Vangie Williams, a strategic analyst for a federal contractor, defeated two military veterans — Edwin Santana of Stafford County and John Suddarth of Hanover — for the chance to take on U.S. Rep. Rob Wittman, R-Westmoreland County, in November. She got about 40 percent of the vote, followed by 33 percent for Santana and 27 percent for Suddarth, according to unofficial results from the Virginia Department of Elections.
Williams did not immediately return a phone call for comment.
The political newcomer faces an uphill battle against Wittman, a five-term incumbent who won his last election with about 60 percent of the vote.
Williams and her primary opponents expressed similar positions in favor of stricter gun laws and single-payer health insurance, also known as “Medicare for all.” And all of them said at a recent forum that Republican President Donald Trump should be impeached, though they did not make anti-Trump sentiment a centerpiece of their campaigns.
But Williams, who would be the first African-American to hold the seat, was the only candidate to propose a tax exemption for military veterans, enlisted service members, first responders and teachers. She wants to exempt the first $50,000 of their annual salaries from federal income tax, saying she would close several corporate tax loopholes to pay for the proposal.
Her primary opponents criticized the long-shot proposal, which they said would not pay for itself and result in higher deficits.
Williams also said her gender would be an advantage because women are more likely to vote for other women, regardless of political party.
In addition, she said her family’s past financial struggles give her a unique perspective. She and her husband filed for bankruptcy in 2010 after Williams said the couple spent their life savings paying off medical bills for a sick daughter.

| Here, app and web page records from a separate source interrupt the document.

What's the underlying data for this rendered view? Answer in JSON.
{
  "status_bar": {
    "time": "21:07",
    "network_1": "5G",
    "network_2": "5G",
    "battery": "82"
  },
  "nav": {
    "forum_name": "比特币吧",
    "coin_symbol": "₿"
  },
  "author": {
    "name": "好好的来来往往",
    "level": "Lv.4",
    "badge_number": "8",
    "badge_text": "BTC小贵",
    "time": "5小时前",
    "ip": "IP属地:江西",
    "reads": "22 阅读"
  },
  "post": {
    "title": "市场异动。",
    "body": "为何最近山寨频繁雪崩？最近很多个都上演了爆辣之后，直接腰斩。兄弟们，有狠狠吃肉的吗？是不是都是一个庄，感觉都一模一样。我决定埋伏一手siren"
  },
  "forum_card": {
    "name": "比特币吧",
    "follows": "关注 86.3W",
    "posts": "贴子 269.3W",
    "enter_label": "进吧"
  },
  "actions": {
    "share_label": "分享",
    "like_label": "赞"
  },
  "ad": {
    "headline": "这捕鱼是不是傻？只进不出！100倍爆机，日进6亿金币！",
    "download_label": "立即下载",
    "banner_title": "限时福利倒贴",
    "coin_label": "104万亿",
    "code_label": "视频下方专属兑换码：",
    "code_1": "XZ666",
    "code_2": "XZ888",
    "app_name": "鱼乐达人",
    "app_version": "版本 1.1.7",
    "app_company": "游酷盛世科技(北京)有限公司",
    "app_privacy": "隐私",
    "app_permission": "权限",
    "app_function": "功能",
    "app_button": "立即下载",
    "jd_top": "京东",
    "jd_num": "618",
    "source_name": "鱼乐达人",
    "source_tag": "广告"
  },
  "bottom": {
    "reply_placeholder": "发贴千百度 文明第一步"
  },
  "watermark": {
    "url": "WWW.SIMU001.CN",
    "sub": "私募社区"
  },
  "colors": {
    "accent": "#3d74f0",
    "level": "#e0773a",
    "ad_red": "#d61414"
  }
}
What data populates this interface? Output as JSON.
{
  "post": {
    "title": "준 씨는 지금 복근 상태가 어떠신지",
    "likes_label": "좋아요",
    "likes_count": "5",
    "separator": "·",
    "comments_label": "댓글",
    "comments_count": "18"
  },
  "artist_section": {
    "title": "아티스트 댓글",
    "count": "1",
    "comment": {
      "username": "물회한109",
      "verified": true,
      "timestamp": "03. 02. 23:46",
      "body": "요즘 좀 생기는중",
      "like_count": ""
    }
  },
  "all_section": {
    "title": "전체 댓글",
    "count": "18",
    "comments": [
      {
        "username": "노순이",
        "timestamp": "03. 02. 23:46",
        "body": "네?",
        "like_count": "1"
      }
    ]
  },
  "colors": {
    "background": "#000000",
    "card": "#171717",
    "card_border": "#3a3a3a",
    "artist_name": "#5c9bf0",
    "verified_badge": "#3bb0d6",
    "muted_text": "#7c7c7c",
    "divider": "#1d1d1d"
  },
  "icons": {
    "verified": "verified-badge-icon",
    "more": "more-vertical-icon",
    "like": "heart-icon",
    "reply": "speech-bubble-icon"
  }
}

She said she was in between federal contractor jobs at the time and that filing for bankruptcy was the only option.
“Who better to fight for hard-working men and women … than someone like me that has gone through the same challenges and struggles,” she said in an interview last week.